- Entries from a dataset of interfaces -

+ + + +

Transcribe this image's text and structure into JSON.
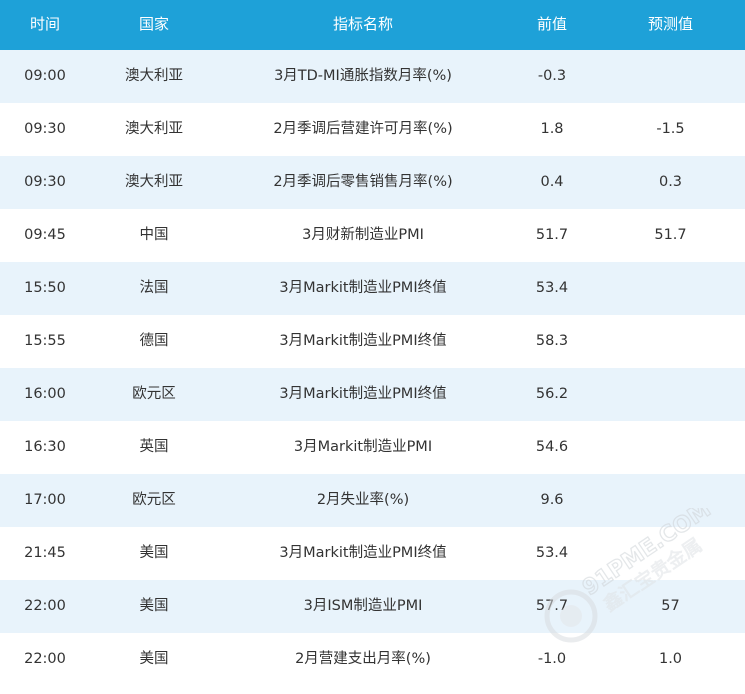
{
  "header": {
    "time": "时间",
    "country": "国家",
    "indicator": "指标名称",
    "previous": "前值",
    "forecast": "预测值"
  },
  "rows": [
    {
      "time": "09:00",
      "country": "澳大利亚",
      "indicator": "3月TD-MI通胀指数月率(%)",
      "previous": "-0.3",
      "forecast": ""
    },
    {
      "time": "09:30",
      "country": "澳大利亚",
      "indicator": "2月季调后营建许可月率(%)",
      "previous": "1.8",
      "forecast": "-1.5"
    },
    {
      "time": "09:30",
      "country": "澳大利亚",
      "indicator": "2月季调后零售销售月率(%)",
      "previous": "0.4",
      "forecast": "0.3"
    },
    {
      "time": "09:45",
      "country": "中国",
      "indicator": "3月财新制造业PMI",
      "previous": "51.7",
      "forecast": "51.7"
    },
    {
      "time": "15:50",
      "country": "法国",
      "indicator": "3月Markit制造业PMI终值",
      "previous": "53.4",
      "forecast": ""
    },
    {
      "time": "15:55",
      "country": "德国",
      "indicator": "3月Markit制造业PMI终值",
      "previous": "58.3",
      "forecast": ""
    },
    {
      "time": "16:00",
      "country": "欧元区",
      "indicator": "3月Markit制造业PMI终值",
      "previous": "56.2",
      "forecast": ""
    },
    {
      "time": "16:30",
      "country": "英国",
      "indicator": "3月Markit制造业PMI",
      "previous": "54.6",
      "forecast": ""
    },
    {
      "time": "17:00",
      "country": "欧元区",
      "indicator": "2月失业率(%)",
      "previous": "9.6",
      "forecast": ""
    },
    {
      "time": "21:45",
      "country": "美国",
      "indicator": "3月Markit制造业PMI终值",
      "previous": "53.4",
      "forecast": ""
    },
    {
      "time": "22:00",
      "country": "美国",
      "indicator": "3月ISM制造业PMI",
      "previous": "57.7",
      "forecast": "57"
    },
    {
      "time": "22:00",
      "country": "美国",
      "indicator": "2月营建支出月率(%)",
      "previous": "-1.0",
      "forecast": "1.0"
    }
  ],
  "watermark": {
    "brand": "91PME.COM",
    "tagline": "鑫汇宝贵金属"
  },
  "colors": {
    "header_bg": "#1ea1d8",
    "row_alt_bg": "#e8f3fb",
    "text": "#333333"
  }
}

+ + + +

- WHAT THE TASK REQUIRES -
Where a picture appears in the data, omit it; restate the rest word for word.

- WRITTEN ANSWER -
Transcribe this image's text and structure into JSON.
{
  "header": {
    "time": "时间",
    "country": "国家",
    "indicator": "指标名称",
    "previous": "前值",
    "forecast": "预测值"
  },
  "rows": [
    {
      "time": "09:00",
      "country": "澳大利亚",
      "indicator": "3月TD-MI通胀指数月率(%)",
      "previous": "-0.3",
      "forecast": ""
    },
    {
      "time": "09:30",
      "country": "澳大利亚",
      "indicator": "2月季调后营建许可月率(%)",
      "previous": "1.8",
      "forecast": "-1.5"
    },
    {
      "time": "09:30",
      "country": "澳大利亚",
      "indicator": "2月季调后零售销售月率(%)",
      "previous": "0.4",
      "forecast": "0.3"
    },
    {
      "time": "09:45",
      "country": "中国",
      "indicator": "3月财新制造业PMI",
      "previous": "51.7",
      "forecast": "51.7"
    },
    {
      "time": "15:50",
      "country": "法国",
      "indicator": "3月Markit制造业PMI终值",
      "previous": "53.4",
      "forecast": ""
    },
    {
      "time": "15:55",
      "country": "德国",
      "indicator": "3月Markit制造业PMI终值",
      "previous": "58.3",
      "forecast": ""
    },
    {
      "time": "16:00",
      "country": "欧元区",
      "indicator": "3月Markit制造业PMI终值",
      "previous": "56.2",
      "forecast": ""
    },
    {
      "time": "16:30",
      "country": "英国",
      "indicator": "3月Markit制造业PMI",
      "previous": "54.6",
      "forecast": ""
    },
    {
      "time": "17:00",
      "country": "欧元区",
      "indicator": "2月失业率(%)",
      "previous": "9.6",
      "forecast": ""
    },
    {
      "time": "21:45",
      "country": "美国",
      "indicator": "3月Markit制造业PMI终值",
      "previous": "53.4",
      "forecast": ""
    },
    {
      "time": "22:00",
      "country": "美国",
      "indicator": "3月ISM制造业PMI",
      "previous": "57.7",
      "forecast": "57"
    },
    {
      "time": "22:00",
      "country": "美国",
      "indicator": "2月营建支出月率(%)",
      "previous": "-1.0",
      "forecast": "1.0"
    }
  ],
  "watermark": {
    "brand": "91PME.COM",
    "tagline": "鑫汇宝贵金属"
  },
  "colors": {
    "header_bg": "#1ea1d8",
    "row_alt_bg": "#e8f3fb",
    "text": "#333333"
  }
}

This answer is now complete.